The shares of Hewlett-Packard Company (NYSE:HPQ) closed $31.78 per share, down by 2.28% after the company reported its second quarter financial results for the fiscal 2014.

Financial results

The PC maker reported adjusted earnings of $0.88 per share, which is in line with the consensus estimate of Wall Street analysts. Its revenue declined 1% to $27.3 billion, slightly lower than the $27.4 billion consensus estimate.

Hewlett-Packard Company (NYSE:HPQ) said its operating net cash improved by $1 billion for the ninth consecutive month. Its cash flow from operations for the quarter was $3 billion.
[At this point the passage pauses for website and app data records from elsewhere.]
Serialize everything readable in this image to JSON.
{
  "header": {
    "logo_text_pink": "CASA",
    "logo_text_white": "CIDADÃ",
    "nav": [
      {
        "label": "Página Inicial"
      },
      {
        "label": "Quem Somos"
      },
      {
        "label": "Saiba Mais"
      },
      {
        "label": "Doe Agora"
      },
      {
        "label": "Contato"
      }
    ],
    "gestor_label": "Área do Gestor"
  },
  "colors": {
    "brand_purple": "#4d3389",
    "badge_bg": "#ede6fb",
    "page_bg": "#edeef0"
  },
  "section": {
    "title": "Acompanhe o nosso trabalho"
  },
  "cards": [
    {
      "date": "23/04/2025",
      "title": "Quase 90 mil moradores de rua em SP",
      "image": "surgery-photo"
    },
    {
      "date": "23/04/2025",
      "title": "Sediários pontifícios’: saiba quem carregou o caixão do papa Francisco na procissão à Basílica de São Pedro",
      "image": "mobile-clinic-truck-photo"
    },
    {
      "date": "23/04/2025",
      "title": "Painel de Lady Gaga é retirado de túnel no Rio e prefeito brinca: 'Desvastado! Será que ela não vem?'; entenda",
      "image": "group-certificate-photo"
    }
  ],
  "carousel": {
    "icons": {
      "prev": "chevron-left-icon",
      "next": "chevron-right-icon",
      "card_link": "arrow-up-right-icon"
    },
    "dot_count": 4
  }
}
During the quarter, the company returned $1.1 billion to shareholders in the form of dividend and shares buy back.

In a statement, Meg Whitman, chief executive officer of Hewlett-Packard Company (NYSE:HPQ) said, “I’m pleased to report that HP’s turnaround remains on track. With each passing quarter, HP is improving its systems, structures and core go-to-market capabilities.”

Whitman added that the management is shaping Hewlett-Packard Company (NYSE:HPQ) into a more nimble, lower-cost, more customer and partner-centric capable of competing successfully across a rapidly changing information technology (IT) landscape.

Hewlett-Packard Company (NYSE:HPQ) said the sales of its PC segment, its largest source of revenue climbed 7 percent to $8.2 billion while the sales of its printing segment declined 4% to $5.8 billion. 

Outlook

For the third quarter, Hewlett-Packard Company (NYSE:HPQ) forecasted that it will be able to generate adjusted earnings in the range of $0.86 to $0.90 per share.

For the full year 2014, the company estimated that it will be able to achieve adjusted earnings in the range of $3.63 to $3.75 per share.

HP to cut additional jobs

Hewlett-Packard Company (NYSE:HPQ) announced that the previously announced 34,000 jobs that will be eliminated under its multiyear restructuring program will increase. The company said it will cut additional 11,000 up to 16,000 jobs as it continues to reengineer its workforce to become more competitive and meet its goal.

Patrick Moorhead, principal analyst at Moor Insights & Strategy opined, “The layoffs make a lot of sense given they aren’t currently able to drive their services business like they would prefer.”